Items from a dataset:
------

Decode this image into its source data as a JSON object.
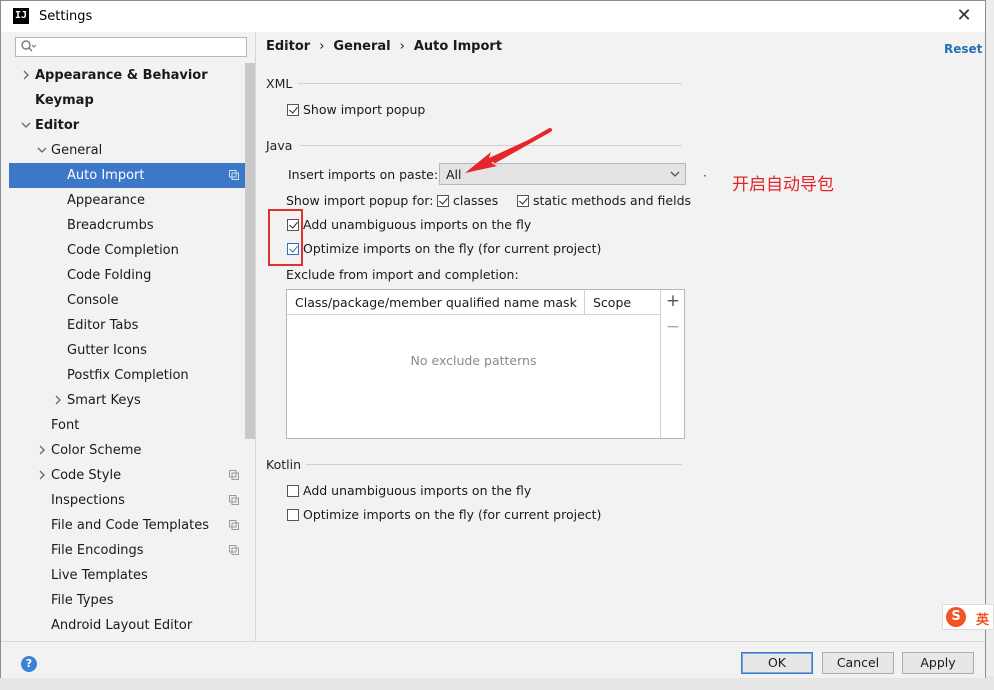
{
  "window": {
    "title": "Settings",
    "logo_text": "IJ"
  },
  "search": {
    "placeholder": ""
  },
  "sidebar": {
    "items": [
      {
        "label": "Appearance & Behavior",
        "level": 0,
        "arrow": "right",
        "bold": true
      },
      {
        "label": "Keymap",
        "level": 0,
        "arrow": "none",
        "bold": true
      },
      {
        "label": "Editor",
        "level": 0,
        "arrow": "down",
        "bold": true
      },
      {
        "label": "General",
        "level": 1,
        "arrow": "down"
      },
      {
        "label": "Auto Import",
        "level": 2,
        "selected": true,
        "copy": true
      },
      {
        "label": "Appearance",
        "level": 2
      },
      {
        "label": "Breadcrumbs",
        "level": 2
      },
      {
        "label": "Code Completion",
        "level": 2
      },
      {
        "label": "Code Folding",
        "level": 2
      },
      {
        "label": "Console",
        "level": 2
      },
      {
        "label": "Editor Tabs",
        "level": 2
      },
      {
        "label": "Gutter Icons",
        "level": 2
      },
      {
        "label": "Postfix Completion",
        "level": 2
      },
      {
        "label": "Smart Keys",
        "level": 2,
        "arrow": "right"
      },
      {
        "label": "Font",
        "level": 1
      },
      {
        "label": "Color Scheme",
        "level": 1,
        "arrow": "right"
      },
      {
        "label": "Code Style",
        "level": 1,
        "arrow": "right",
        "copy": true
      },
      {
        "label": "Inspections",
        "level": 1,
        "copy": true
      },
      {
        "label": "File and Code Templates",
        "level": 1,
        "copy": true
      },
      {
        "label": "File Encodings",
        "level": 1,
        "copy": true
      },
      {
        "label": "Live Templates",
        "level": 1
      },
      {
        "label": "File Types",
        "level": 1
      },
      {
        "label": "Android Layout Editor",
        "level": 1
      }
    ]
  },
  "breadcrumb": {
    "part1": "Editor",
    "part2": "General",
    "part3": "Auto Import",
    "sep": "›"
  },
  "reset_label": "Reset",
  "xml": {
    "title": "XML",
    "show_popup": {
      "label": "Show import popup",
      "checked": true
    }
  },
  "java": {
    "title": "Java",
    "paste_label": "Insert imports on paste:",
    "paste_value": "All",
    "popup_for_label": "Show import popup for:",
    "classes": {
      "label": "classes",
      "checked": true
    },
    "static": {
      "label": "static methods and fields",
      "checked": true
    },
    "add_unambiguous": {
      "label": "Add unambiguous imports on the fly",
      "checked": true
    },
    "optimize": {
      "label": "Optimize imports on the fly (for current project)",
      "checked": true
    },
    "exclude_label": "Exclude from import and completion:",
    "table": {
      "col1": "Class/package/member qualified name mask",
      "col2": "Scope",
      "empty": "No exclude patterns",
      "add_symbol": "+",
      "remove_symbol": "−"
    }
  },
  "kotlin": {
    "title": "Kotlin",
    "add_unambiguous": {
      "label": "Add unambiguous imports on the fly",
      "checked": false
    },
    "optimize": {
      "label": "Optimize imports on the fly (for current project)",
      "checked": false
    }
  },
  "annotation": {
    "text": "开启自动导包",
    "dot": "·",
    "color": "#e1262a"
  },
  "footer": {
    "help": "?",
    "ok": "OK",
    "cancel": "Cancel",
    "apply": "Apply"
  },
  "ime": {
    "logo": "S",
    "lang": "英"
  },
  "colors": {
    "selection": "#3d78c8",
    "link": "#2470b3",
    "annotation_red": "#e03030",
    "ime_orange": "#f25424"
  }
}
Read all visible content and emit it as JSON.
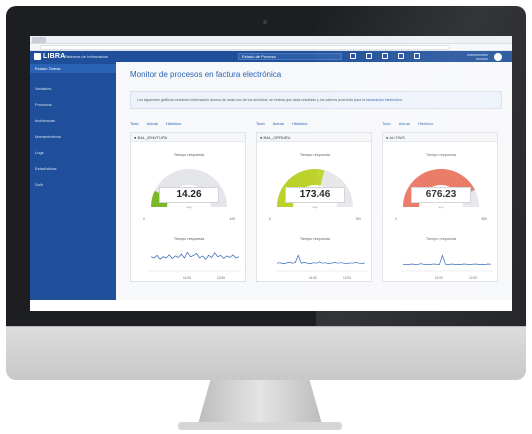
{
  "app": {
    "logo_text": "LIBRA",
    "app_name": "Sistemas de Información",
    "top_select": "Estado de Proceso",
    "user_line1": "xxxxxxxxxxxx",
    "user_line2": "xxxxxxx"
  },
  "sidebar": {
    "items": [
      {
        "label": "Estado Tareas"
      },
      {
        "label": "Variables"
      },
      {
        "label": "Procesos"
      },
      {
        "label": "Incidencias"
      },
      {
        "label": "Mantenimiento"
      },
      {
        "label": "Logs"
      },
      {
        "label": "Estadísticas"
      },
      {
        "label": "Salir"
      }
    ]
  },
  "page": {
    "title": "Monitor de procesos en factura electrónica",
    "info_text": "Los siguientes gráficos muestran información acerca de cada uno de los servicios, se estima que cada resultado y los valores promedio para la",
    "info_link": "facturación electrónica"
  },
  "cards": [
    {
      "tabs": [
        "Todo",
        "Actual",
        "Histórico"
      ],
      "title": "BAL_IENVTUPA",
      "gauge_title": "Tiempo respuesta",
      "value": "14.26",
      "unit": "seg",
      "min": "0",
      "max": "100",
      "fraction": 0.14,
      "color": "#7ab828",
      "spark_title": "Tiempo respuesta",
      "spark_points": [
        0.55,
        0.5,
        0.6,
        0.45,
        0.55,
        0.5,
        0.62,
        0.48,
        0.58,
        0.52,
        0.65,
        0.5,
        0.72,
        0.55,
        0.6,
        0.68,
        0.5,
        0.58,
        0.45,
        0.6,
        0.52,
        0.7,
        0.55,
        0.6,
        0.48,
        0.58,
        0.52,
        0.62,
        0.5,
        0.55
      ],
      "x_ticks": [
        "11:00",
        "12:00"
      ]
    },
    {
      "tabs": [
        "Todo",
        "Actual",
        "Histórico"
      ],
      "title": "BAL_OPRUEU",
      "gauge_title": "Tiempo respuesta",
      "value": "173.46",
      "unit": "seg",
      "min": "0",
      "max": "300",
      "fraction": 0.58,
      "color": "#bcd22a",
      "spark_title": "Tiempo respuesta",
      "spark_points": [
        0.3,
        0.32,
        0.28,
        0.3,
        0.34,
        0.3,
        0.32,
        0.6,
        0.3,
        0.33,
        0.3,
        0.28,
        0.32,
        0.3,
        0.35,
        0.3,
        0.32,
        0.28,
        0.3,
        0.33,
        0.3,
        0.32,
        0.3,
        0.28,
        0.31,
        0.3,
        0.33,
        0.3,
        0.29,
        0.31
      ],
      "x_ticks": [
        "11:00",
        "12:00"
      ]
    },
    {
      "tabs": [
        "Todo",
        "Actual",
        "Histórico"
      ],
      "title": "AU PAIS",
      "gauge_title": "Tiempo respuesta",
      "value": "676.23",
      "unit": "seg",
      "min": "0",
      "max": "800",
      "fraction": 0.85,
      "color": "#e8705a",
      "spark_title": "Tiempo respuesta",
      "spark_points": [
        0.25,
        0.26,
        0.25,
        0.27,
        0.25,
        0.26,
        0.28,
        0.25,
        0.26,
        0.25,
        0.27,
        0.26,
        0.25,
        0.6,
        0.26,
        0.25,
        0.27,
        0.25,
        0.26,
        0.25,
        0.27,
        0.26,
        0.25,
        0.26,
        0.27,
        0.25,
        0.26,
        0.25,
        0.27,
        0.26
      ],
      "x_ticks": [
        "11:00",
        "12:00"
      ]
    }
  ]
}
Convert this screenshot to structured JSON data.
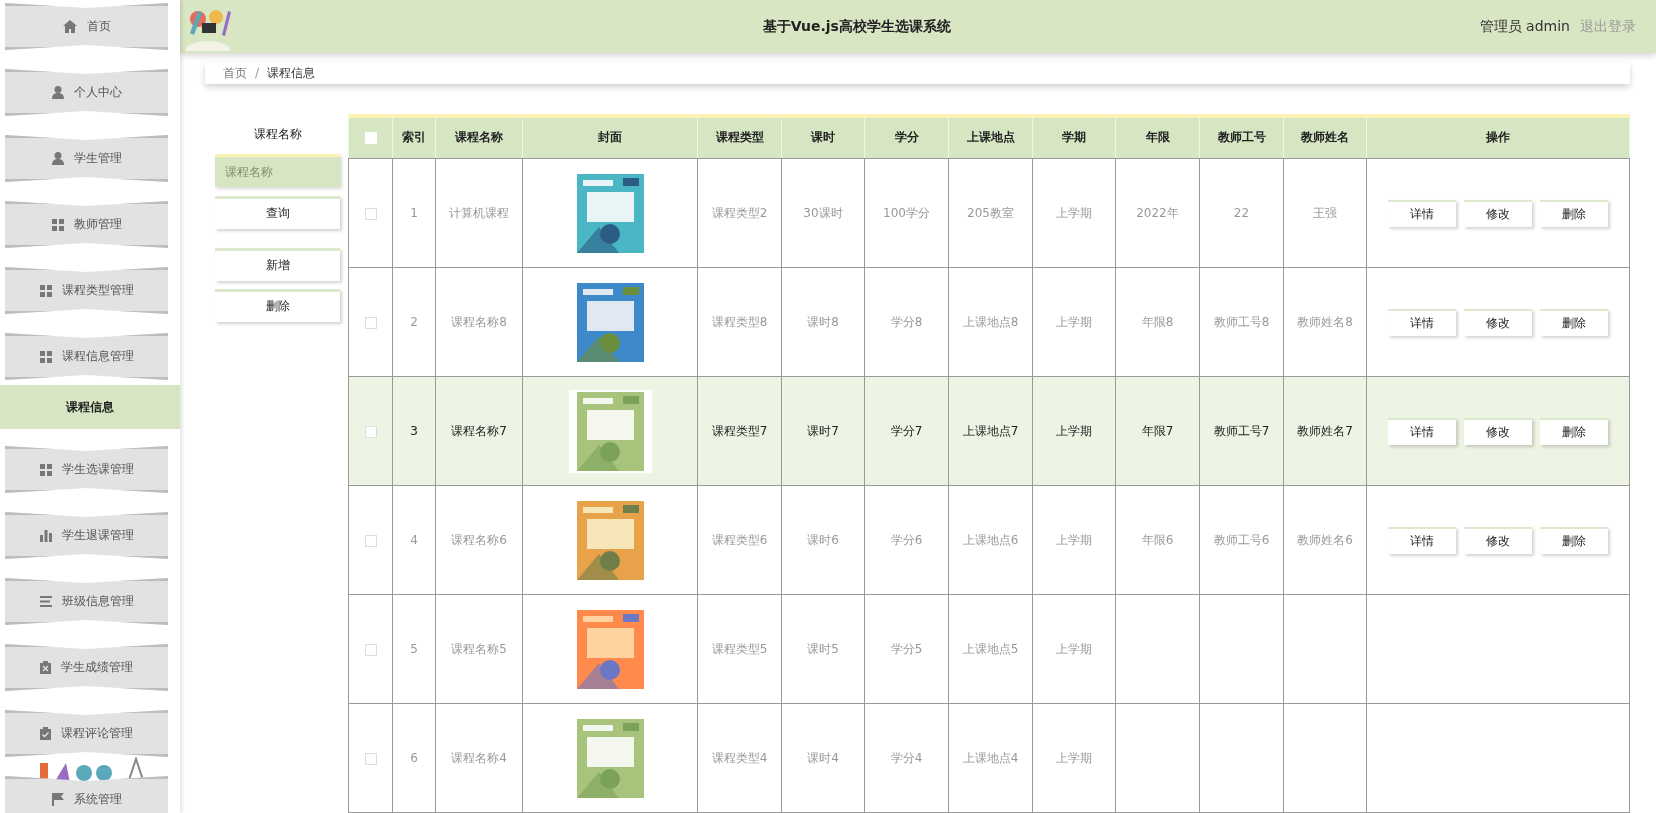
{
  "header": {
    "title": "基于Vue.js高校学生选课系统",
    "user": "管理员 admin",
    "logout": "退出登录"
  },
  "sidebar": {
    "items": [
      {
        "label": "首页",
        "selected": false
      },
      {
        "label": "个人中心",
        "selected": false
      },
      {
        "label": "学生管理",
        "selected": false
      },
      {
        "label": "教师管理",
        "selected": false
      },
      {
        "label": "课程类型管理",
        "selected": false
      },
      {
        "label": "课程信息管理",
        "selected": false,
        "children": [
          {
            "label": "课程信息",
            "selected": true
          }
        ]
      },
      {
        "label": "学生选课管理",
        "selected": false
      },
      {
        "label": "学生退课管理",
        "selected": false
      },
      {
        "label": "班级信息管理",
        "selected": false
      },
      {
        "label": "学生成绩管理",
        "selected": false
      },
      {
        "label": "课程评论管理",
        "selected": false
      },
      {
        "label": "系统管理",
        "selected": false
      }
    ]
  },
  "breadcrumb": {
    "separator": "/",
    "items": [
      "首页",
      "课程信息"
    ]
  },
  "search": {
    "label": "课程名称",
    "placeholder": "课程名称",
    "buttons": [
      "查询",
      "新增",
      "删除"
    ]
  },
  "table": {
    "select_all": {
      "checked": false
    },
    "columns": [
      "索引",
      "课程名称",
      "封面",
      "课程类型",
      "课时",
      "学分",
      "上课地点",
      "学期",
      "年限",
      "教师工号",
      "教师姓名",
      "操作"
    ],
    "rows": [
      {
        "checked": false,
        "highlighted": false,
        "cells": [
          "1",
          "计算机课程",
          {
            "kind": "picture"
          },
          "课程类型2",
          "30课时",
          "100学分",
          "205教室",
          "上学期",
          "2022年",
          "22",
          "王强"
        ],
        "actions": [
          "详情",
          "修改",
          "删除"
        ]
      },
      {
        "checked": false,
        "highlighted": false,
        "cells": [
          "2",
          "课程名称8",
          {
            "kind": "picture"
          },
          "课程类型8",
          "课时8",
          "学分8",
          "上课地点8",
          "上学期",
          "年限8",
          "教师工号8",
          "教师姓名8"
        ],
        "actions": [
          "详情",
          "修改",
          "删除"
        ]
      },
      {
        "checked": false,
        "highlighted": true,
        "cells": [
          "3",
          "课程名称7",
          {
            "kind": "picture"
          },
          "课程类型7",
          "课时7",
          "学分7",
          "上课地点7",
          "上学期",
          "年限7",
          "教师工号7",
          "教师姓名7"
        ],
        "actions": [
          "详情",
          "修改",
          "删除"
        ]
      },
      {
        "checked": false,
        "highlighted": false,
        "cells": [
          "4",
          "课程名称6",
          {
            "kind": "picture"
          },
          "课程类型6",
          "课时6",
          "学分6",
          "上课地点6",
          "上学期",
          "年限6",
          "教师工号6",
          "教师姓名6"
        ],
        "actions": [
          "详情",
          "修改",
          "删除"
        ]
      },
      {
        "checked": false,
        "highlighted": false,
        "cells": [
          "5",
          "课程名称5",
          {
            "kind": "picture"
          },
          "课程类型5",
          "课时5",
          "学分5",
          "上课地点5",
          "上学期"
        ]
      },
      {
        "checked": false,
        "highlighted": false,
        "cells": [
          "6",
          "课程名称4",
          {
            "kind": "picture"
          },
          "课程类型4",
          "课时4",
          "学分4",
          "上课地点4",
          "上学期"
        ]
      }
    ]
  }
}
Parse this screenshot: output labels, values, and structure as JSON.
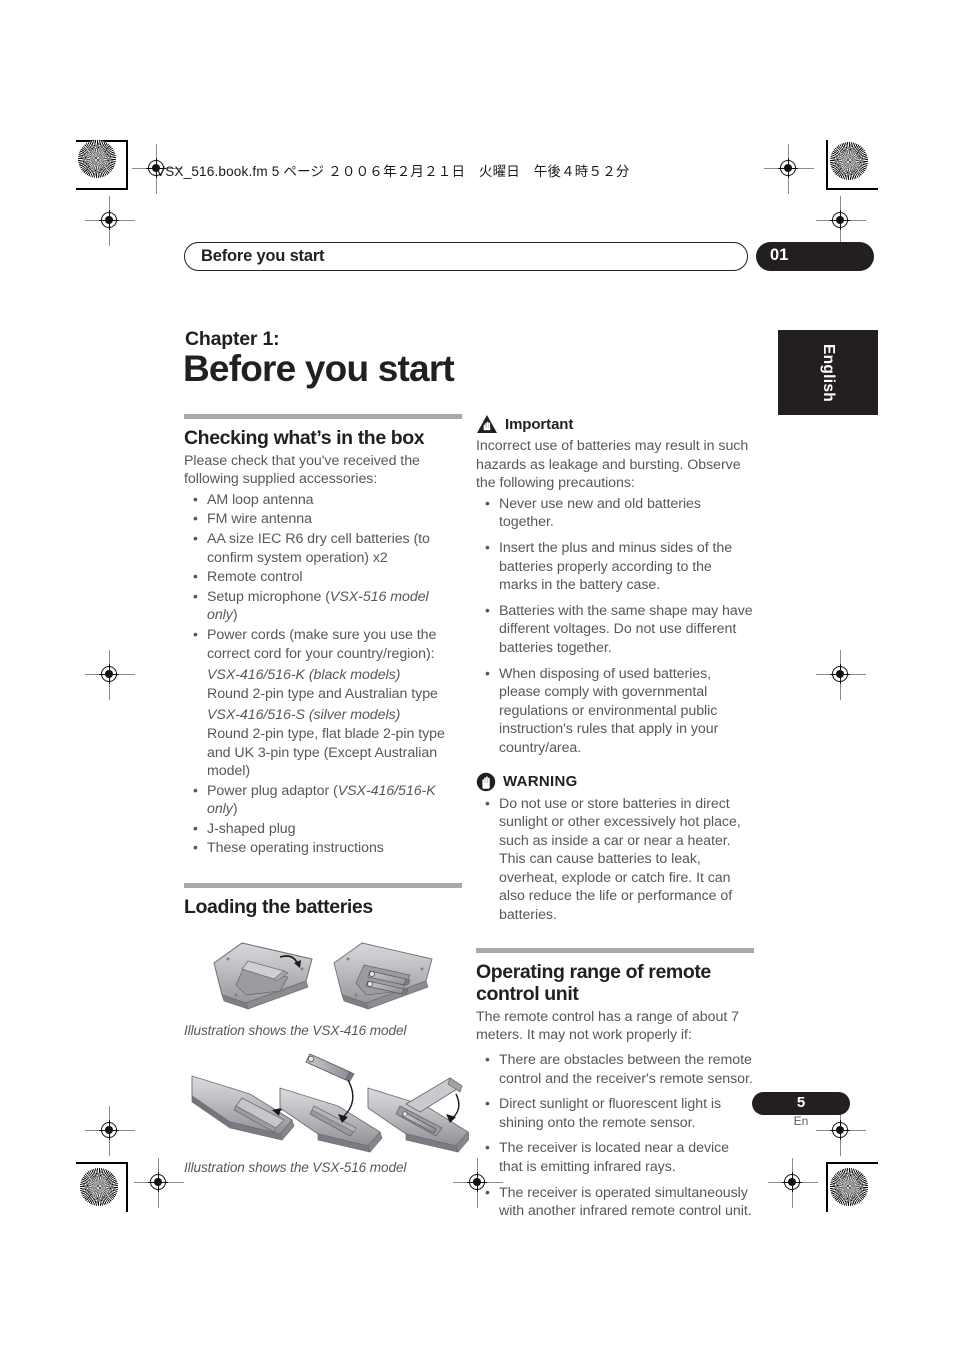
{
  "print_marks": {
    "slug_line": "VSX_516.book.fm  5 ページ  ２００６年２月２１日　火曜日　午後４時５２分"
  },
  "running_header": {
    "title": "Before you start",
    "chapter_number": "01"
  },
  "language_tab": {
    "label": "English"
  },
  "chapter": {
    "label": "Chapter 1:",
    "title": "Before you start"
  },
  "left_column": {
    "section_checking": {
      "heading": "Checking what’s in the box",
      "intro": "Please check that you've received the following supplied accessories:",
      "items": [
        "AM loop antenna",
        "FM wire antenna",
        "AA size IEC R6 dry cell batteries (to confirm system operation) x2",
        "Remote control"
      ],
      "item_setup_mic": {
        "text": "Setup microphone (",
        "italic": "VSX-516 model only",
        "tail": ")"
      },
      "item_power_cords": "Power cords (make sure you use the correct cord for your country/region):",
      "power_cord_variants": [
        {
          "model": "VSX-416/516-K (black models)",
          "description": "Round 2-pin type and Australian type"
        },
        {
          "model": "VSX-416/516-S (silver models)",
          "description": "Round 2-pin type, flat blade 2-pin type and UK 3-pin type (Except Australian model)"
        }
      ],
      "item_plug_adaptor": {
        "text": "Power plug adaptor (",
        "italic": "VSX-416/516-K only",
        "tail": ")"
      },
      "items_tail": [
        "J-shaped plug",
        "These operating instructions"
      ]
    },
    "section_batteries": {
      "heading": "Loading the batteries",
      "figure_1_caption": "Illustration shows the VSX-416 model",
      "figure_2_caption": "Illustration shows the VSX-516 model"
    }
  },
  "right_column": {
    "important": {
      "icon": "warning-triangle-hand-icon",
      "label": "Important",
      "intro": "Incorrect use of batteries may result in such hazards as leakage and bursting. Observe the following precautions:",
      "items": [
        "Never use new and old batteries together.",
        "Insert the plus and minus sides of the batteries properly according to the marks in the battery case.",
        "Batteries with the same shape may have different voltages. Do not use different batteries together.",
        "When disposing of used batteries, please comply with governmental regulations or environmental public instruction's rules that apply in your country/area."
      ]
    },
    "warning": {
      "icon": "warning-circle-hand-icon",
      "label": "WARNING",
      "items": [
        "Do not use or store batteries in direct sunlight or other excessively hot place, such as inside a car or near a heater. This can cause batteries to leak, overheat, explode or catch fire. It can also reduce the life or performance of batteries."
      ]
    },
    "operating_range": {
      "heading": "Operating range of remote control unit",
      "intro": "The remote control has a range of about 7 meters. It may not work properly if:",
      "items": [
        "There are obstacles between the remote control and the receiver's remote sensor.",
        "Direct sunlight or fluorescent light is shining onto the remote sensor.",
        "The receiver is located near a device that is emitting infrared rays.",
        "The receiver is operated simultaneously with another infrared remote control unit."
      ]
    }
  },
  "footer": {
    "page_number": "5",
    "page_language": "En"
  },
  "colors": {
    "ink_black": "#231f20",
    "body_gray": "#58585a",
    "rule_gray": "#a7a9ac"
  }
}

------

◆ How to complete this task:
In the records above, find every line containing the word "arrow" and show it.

◆ Result of this exercise:
        "arrow": "right",
        "arrow": "none",
        "arrow": "down",
        "arrow": "down"
        "arrow": "right"
        "arrow": "right"
        "arrow": "right",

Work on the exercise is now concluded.